Long before a Walgreens or CVS occupied nearly every corner, there was Katz. The chain of “cut-rate” drug stores had its humble beginnings in Kansas City in the early part of the 20th century. Eventually, it expanded to 65 stores in five states, including locations in Oklahoma City. The downtown store was located at 200 W Main, and its lunch counter was a favorite among locals.
“Most drug stores of that era had a lunch counter,” says Larry O’Dell, director of development and special projects at the Oklahoma Historical Society. “It was a long counter where folks could sit and order café food and soft drinks. They were less formal than restaurants, and usually quicker.”
The lunch counter was a nice place to stop for an ice cold Coca-Cola or a hamburger and take a bit of a breather – unless you happened to be black. In those days, dining establishments, water fountains and even elevators were still very separate.
But that changed in 1958 when Clara Luper entered Katz and made her stand. Luper was an Oklahoma City school teacher, and eventually became known as the “mother” of the state’s civil rights movement.
“Mrs. Luper took over the NAACP youth council in 1957 and decided to stage her first sit-in at Katz in August of 1958,” O’Dell says. “There were mixed reactions to the sit-in, with many people of the era very belligerent to the demonstrators.”

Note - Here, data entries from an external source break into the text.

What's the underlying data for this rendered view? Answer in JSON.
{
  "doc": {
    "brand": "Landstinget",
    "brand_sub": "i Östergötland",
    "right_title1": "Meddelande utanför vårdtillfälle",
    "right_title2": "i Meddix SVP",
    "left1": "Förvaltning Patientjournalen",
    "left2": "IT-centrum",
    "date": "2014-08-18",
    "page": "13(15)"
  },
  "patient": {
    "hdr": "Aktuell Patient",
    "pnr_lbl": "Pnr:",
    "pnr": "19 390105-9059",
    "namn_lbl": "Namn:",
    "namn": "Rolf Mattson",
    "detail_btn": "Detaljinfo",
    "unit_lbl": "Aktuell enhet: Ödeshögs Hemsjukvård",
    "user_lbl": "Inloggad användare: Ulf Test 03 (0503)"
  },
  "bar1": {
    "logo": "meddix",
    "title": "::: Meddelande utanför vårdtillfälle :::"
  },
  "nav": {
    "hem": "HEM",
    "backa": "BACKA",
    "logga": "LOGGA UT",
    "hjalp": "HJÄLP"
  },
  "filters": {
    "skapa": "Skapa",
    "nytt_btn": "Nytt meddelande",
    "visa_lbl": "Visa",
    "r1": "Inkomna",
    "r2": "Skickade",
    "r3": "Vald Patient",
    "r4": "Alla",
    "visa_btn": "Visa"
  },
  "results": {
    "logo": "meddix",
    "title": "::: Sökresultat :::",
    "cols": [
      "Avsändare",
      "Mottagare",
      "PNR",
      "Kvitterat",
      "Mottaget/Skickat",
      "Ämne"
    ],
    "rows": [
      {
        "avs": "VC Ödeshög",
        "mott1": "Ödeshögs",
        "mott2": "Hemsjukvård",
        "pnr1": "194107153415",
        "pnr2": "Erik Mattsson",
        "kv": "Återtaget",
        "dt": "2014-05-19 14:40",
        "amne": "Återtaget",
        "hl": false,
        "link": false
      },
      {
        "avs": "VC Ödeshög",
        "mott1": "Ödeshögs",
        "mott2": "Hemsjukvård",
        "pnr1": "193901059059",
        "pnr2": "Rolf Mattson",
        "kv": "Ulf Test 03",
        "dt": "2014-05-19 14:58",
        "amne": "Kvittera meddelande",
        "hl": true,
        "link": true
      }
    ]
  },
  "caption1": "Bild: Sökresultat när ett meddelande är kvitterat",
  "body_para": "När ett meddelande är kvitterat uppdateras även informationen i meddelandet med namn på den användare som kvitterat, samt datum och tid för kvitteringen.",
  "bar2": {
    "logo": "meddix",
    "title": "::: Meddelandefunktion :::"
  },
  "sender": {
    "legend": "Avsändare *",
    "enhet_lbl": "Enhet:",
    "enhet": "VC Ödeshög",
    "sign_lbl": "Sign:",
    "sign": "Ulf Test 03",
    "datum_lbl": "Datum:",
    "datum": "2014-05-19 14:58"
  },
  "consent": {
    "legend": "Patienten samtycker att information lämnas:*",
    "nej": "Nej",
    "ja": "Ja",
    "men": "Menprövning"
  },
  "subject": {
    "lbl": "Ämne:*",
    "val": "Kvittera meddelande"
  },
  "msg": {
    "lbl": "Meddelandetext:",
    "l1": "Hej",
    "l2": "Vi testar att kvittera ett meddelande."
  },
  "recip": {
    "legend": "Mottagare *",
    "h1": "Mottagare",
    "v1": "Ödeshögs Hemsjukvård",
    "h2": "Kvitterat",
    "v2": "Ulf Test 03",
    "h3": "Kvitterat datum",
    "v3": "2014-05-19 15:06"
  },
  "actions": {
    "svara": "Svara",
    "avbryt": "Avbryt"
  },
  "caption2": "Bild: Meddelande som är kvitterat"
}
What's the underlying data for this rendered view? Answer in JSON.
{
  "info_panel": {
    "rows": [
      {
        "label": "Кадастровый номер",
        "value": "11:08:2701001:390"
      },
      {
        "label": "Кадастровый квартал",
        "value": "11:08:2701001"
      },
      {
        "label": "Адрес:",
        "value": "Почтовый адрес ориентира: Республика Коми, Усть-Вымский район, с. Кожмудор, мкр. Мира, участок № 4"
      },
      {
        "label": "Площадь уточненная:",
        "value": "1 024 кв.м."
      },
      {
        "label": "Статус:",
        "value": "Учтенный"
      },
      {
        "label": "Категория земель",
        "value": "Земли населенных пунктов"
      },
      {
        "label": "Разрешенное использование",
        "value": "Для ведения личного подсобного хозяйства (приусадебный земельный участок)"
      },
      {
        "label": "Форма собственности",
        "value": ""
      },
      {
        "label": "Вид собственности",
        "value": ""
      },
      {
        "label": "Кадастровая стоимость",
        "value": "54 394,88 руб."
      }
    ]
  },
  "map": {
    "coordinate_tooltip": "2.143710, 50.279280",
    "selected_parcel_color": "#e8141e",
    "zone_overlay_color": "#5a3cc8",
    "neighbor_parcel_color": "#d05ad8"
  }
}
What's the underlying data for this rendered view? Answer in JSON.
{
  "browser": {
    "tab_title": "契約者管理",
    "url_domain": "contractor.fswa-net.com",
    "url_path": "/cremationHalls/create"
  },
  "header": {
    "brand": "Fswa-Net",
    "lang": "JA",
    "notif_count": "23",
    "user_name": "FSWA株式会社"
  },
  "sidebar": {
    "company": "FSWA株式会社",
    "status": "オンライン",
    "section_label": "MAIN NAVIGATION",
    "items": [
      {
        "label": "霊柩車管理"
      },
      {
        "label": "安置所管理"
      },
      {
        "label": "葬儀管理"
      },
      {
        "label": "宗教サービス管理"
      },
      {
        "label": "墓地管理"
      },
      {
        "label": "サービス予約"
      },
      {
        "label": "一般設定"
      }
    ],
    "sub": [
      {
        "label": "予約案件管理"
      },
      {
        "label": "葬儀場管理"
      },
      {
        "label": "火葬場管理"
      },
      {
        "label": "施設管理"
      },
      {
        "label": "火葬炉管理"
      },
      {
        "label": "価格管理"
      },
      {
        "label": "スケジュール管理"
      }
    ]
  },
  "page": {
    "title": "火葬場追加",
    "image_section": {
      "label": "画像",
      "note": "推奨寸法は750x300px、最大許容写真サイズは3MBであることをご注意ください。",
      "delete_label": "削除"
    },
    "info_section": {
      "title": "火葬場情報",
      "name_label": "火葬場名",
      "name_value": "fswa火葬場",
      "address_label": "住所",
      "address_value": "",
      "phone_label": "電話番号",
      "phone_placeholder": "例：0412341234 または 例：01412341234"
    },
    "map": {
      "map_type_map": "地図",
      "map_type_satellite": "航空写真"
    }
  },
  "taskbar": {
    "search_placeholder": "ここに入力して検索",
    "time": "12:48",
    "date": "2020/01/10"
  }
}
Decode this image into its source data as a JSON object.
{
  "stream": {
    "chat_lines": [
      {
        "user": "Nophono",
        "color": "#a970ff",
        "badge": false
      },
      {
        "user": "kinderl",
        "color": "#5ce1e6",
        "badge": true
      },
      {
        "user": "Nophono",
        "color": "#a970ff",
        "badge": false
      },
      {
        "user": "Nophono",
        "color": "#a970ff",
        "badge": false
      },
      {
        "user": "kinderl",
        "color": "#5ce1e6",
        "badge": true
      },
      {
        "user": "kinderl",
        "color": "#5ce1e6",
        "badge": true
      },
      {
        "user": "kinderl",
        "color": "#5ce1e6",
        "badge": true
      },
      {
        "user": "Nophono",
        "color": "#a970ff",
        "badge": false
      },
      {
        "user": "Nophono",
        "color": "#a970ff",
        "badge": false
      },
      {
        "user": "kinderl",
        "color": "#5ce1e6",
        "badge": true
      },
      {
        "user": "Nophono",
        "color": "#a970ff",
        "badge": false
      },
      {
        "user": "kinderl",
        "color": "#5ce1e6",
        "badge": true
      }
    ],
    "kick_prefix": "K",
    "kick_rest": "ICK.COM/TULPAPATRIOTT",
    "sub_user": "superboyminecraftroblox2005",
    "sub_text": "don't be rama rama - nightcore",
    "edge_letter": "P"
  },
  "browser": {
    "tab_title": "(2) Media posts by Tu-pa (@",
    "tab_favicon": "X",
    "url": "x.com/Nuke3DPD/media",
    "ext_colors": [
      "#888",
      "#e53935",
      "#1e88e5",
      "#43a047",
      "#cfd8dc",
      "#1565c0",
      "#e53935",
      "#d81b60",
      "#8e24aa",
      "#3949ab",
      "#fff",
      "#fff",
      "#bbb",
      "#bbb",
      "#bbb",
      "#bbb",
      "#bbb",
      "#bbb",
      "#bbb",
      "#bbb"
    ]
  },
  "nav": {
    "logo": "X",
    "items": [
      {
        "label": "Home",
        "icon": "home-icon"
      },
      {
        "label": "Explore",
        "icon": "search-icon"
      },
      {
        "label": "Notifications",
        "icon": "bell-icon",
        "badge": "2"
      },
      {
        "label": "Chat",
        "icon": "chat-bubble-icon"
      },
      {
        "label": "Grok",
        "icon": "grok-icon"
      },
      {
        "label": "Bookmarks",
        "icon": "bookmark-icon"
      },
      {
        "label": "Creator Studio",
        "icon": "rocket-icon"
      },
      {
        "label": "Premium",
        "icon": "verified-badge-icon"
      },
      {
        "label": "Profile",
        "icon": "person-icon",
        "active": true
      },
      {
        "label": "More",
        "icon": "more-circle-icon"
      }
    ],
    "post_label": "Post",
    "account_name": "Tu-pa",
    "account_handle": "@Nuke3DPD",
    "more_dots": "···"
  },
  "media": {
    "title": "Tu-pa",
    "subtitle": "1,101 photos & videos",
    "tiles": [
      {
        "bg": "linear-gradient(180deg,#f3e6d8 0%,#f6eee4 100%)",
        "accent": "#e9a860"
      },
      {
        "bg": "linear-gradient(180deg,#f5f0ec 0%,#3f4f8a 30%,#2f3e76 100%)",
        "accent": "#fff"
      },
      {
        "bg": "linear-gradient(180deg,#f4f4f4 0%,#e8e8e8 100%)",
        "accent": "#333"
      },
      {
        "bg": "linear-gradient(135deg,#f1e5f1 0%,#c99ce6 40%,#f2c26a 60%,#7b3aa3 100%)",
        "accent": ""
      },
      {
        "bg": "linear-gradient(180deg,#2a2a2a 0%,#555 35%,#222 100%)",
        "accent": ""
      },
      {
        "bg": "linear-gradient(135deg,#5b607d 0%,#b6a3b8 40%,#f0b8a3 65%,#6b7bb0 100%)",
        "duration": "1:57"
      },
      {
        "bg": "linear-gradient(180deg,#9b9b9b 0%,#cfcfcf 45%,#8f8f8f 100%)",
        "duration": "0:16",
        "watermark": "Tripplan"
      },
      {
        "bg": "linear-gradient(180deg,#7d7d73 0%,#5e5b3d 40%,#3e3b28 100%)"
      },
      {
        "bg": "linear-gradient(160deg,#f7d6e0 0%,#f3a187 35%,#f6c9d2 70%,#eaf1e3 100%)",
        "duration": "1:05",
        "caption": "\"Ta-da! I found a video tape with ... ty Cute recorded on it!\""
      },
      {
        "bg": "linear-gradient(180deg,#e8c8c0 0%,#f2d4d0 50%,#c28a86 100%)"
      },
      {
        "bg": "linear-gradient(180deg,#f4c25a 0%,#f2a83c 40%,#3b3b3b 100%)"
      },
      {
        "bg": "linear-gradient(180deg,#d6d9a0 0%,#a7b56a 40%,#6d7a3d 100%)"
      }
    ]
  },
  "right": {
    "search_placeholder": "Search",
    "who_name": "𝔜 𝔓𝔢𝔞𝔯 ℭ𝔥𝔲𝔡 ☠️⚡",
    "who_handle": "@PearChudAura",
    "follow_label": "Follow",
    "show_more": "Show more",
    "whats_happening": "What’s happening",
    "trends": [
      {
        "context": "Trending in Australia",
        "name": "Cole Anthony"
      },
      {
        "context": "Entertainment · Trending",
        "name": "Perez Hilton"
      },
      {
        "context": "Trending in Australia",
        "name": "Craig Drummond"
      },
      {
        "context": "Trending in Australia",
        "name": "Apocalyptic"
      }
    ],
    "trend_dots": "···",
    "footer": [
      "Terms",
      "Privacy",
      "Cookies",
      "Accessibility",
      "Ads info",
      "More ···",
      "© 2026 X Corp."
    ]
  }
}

When Luper and her young entourage sat down at the Katz lunch counter, they were promptly denied service. So they sat, hour after hour, and returned the next day. Eventually, Katz’s management relented, and some white customers offered to buy lunch for the polite young crowd. The sit-in prompted Katz to change its segregation policy – not just in Oklahoma, but in other states, as well.
“That was the precursor to other civil rights demonstrations that occurred in the 1960s,” O’Dell says. “Clara Luper led protests against other segregation policies, including Doe Doe Park in Lawton in 1966, and helped with Oklahoma City’s sanitation strike in 1969.”
The Katz store in Oklahoma City eventually was demolished as part of the Urban Renewal efforts in the 1960s and 1970s, but holds a unique place in the city’s struggle for civil rights.
“Oklahoma City desegregated very quickly,” O’Dell says. “The Katz protests were peaceful, and much less violent than most southern cities. But Katz was really the beginning.”